(Items from an interface collection)
=-=-=
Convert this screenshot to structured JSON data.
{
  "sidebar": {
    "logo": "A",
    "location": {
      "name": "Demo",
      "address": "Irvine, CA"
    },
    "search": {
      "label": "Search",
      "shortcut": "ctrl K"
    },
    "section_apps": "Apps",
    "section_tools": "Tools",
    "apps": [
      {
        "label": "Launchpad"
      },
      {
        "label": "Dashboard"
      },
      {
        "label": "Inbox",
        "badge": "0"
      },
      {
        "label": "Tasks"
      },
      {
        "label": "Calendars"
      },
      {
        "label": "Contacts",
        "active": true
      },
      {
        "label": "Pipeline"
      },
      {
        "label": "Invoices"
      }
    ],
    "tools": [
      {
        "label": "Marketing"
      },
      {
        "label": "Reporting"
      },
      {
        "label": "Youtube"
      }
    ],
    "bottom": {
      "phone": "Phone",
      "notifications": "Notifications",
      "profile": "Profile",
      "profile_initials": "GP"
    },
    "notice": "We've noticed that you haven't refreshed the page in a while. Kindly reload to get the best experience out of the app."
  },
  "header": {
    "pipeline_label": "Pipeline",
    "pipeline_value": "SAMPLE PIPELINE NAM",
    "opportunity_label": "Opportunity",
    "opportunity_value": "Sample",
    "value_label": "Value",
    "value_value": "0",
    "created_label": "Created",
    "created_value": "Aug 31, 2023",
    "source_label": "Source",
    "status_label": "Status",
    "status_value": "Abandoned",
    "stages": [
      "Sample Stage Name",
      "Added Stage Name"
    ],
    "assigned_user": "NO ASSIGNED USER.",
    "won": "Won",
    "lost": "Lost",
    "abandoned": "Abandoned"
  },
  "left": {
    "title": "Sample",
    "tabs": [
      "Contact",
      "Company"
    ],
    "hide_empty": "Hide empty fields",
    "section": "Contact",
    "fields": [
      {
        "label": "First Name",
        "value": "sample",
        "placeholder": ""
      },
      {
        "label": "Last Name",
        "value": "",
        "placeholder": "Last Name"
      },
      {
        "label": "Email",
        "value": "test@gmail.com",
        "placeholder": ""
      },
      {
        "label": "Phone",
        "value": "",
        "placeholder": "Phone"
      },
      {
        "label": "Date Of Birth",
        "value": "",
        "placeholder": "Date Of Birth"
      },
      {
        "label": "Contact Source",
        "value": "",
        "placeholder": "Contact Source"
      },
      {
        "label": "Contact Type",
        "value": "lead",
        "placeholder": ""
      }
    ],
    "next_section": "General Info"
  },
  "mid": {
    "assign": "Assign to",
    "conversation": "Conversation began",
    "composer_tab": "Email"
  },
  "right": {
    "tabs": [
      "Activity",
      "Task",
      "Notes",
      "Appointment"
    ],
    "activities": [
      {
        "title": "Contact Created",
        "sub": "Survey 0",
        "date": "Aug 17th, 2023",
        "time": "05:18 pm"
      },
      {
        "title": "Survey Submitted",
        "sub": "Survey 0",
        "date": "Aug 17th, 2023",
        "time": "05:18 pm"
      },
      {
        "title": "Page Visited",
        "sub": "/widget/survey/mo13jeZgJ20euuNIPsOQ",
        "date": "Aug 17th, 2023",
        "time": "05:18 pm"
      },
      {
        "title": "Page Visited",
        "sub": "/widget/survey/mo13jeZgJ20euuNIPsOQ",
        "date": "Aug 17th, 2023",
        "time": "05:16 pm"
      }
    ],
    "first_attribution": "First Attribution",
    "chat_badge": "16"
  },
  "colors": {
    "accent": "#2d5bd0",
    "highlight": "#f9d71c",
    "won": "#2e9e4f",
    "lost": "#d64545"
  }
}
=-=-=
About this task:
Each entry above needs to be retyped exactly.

Result:
Convert this screenshot to structured JSON data.
{
  "sidebar": {
    "logo": "A",
    "location": {
      "name": "Demo",
      "address": "Irvine, CA"
    },
    "search": {
      "label": "Search",
      "shortcut": "ctrl K"
    },
    "section_apps": "Apps",
    "section_tools": "Tools",
    "apps": [
      {
        "label": "Launchpad"
      },
      {
        "label": "Dashboard"
      },
      {
        "label": "Inbox",
        "badge": "0"
      },
      {
        "label": "Tasks"
      },
      {
        "label": "Calendars"
      },
      {
        "label": "Contacts",
        "active": true
      },
      {
        "label": "Pipeline"
      },
      {
        "label": "Invoices"
      }
    ],
    "tools": [
      {
        "label": "Marketing"
      },
      {
        "label": "Reporting"
      },
      {
        "label": "Youtube"
      }
    ],
    "bottom": {
      "phone": "Phone",
      "notifications": "Notifications",
      "profile": "Profile",
      "profile_initials": "GP"
    },
    "notice": "We've noticed that you haven't refreshed the page in a while. Kindly reload to get the best experience out of the app."
  },
  "header": {
    "pipeline_label": "Pipeline",
    "pipeline_value": "SAMPLE PIPELINE NAM",
    "opportunity_label": "Opportunity",
    "opportunity_value": "Sample",
    "value_label": "Value",
    "value_value": "0",
    "created_label": "Created",
    "created_value": "Aug 31, 2023",
    "source_label": "Source",
    "status_label": "Status",
    "status_value": "Abandoned",
    "stages": [
      "Sample Stage Name",
      "Added Stage Name"
    ],
    "assigned_user": "NO ASSIGNED USER.",
    "won": "Won",
    "lost": "Lost",
    "abandoned": "Abandoned"
  },
  "left": {
    "title": "Sample",
    "tabs": [
      "Contact",
      "Company"
    ],
    "hide_empty": "Hide empty fields",
    "section": "Contact",
    "fields": [
      {
        "label": "First Name",
        "value": "sample",
        "placeholder": ""
      },
      {
        "label": "Last Name",
        "value": "",
        "placeholder": "Last Name"
      },
      {
        "label": "Email",
        "value": "test@gmail.com",
        "placeholder": ""
      },
      {
        "label": "Phone",
        "value": "",
        "placeholder": "Phone"
      },
      {
        "label": "Date Of Birth",
        "value": "",
        "placeholder": "Date Of Birth"
      },
      {
        "label": "Contact Source",
        "value": "",
        "placeholder": "Contact Source"
      },
      {
        "label": "Contact Type",
        "value": "lead",
        "placeholder": ""
      }
    ],
    "next_section": "General Info"
  },
  "mid": {
    "assign": "Assign to",
    "conversation": "Conversation began",
    "composer_tab": "Email"
  },
  "right": {
    "tabs": [
      "Activity",
      "Task",
      "Notes",
      "Appointment"
    ],
    "activities": [
      {
        "title": "Contact Created",
        "sub": "Survey 0",
        "date": "Aug 17th, 2023",
        "time": "05:18 pm"
      },
      {
        "title": "Survey Submitted",
        "sub": "Survey 0",
        "date": "Aug 17th, 2023",
        "time": "05:18 pm"
      },
      {
        "title": "Page Visited",
        "sub": "/widget/survey/mo13jeZgJ20euuNIPsOQ",
        "date": "Aug 17th, 2023",
        "time": "05:18 pm"
      },
      {
        "title": "Page Visited",
        "sub": "/widget/survey/mo13jeZgJ20euuNIPsOQ",
        "date": "Aug 17th, 2023",
        "time": "05:16 pm"
      }
    ],
    "first_attribution": "First Attribution",
    "chat_badge": "16"
  },
  "colors": {
    "accent": "#2d5bd0",
    "highlight": "#f9d71c",
    "won": "#2e9e4f",
    "lost": "#d64545"
  }
}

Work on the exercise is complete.